By focusing on high-margin liquids production, Devon Energy Corp (DVN 0.13%) has been able to consolidate around key positions with high returns while shedding low-growth, gas-weighted assets. Over the past five years Devon has underperformed the S&P 500, as low natural gas prices took a chunk out of its growth prospects -- but now that Devon is on the crude bandwagon, investors have plenty to look forward to.

Crude delivers strong free cash flow 
As Devon Energy keeps shifting its production mix toward crude, it will be able to keep generating larger and larger streams of free cash flow. From the first quarter of 2013 to the first quarter of 2014, Devon Energy increased its U.S. oil production by 56% after factoring out asset sales, which resulted in its unhedged operating margin per barrel of oil equivalent, or BOE, jumping 54%. The more cash Devon is able to pocket per BOE the better, as it can deploy that money to keep growing production, buy back shares, or increase its 1.2% dividend yield. 

In order to grow its margins and oil production by such large percentages, Devon Energy had to completely revamp its operations. To do so, Devon has been steadily divesting non-core assets, which generated $5 billion in cash that Devon was able to divert toward high-growth, liquids-rich plays. One great example of how Devon put that cash to work is its $6 billion acquisition of GeoSouthern Energy's Eagle Ford acreage. 

Through that purchase, Devon gained 53,000 boe/d of oil-weighted production, 400 million BOE in reserves, and 1,200 possible drilling locations. By spending $1.1 billion developing the Eagle Ford this year, Devon is guiding for production to average 70,000 boe/d-80,000 boe/d in 2014, growing by a 25% compounded annual rate thereafter until peaking at 140,000 boe/d. As a cherry on top, Devon sees its Eagle Ford position generating $800 million in free cash flow next year. 

Now that Devon Energy has shed its slow growth assets and is growing at a faster pace through smart investments, it may be able to fetch a higher valuation. Currently, Devon trades at a trailing 12-month P/E of 19.5, while other high-flying shale players trade above that. If Devon was to trade on par with its peers, it would see its stock price significantly increase as traders factor in its recent moves.

To justify a valuation expansion, Devon is expanding on the opposite side of North America by investing in Canada's oil sands through SAGD operations.

Steam assisted growth
Stream assisted gravity drainage, or SAGD, is a form of oil extraction used in Canada's oil sands. The way SAGD works is through two different wells that run side by side, working together toward a common goal. On top is the well that injects steam into the ground, which heats up the cold bitumen (a form of oil) and allows it to flow down into the production well underneath the steam well. 

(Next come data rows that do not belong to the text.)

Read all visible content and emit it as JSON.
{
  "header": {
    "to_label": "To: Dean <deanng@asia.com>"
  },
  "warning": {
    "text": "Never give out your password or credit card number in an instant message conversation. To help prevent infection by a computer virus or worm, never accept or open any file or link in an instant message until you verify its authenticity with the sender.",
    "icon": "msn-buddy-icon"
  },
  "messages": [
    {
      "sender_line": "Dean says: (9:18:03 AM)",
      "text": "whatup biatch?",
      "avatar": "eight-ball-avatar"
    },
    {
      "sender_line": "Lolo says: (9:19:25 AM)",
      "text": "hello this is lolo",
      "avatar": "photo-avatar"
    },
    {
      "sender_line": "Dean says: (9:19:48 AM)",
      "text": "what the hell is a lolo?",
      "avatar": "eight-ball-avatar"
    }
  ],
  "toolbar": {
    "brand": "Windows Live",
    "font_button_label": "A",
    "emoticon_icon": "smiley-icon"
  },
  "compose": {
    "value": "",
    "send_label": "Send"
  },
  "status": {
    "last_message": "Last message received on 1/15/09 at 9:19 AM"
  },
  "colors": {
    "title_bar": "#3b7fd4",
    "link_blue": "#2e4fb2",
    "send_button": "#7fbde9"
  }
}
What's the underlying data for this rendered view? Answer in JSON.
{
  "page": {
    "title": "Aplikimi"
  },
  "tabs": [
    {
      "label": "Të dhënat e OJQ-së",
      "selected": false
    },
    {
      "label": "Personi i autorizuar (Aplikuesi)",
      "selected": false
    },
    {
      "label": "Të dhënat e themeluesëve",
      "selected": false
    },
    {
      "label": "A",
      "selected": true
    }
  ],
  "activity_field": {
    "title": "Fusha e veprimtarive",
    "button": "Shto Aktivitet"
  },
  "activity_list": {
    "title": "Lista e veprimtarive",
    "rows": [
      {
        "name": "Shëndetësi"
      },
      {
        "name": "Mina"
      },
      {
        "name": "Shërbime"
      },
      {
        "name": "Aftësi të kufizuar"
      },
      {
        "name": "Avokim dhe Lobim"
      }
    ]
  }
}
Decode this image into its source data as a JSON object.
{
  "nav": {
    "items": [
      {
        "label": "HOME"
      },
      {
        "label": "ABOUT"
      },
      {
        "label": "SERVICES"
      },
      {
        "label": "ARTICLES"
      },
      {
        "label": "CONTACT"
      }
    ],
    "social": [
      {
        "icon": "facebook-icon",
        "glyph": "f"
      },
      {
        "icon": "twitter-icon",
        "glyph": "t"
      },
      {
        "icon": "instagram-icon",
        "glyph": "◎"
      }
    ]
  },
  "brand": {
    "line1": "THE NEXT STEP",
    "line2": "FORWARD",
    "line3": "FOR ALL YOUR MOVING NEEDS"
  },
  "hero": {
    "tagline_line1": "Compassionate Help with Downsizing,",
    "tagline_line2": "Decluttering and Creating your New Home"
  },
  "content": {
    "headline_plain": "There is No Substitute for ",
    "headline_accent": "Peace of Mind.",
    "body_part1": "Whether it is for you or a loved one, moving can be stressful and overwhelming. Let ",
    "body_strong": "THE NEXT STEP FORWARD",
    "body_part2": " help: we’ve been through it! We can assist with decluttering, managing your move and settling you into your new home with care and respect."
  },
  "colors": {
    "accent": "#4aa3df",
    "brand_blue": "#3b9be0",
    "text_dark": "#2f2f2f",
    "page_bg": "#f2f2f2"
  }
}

Source: Devon Energy Corp

From there a diluent is added to the bitumen to keep it in liquid form so it can flow to a processing facility that will remove impurities. By using this technology, Devon Energy Corp has been able to complete two out of three Jackfish projects up in Canada.

Jackfish 1, 2, and now 3
The Jackfish 1, 2, and 3, are three identical operations that each use SAGD technology to target ~300 million barrels of oil per project, with the peak production capacity of each project being 35,000 gross barrels of oil per day. 

Last quarter, Devon Energy reported that its Jackfish 1 and 2 projects were pumping out 9% more crude versus the same quarter last year. Jackfish 1 came online in December 2007 and is now outperforming its own peak capacity. Sometime in the third quarter of 2014, the third Jackfish project is going to be brought online. By bringing the third installment of this SAGD project online, net oil production from these three projects will grow from 47,000 bpd-52,000 bpd this year to 77,000 bpd-82,000 bpd by 2016.

It's important to note when these projects start up, as it takes a few years to reach peak production, but once they do strong free cash flow ensues. Free cash flow from the Jackfish projects is guided to grow from under $200 million this year to over $1 billion by 2016. That would be a huge catalyst for Devon and will allow it to invest in future free cash flow generating projects.

Foolish conclusion
By investing in oil plays, from Canada's oil sands to the Eagle Ford shale, Devon Energy has boosted its margins and substantially padded its free cash flow streams. As Devon keeps focusing on oil-weighted plays it will begin to see a valuation expansion as it trades more in line with its peers. On top of that, huge streams of free cash flow that can be used to increase its dividend, buy back shares, or purchase more oil production will help keep Devon's recent rally alive. Devon's stock price may have jumped ~26% this year, but that doesn't mean the rally has run out of steam just yet.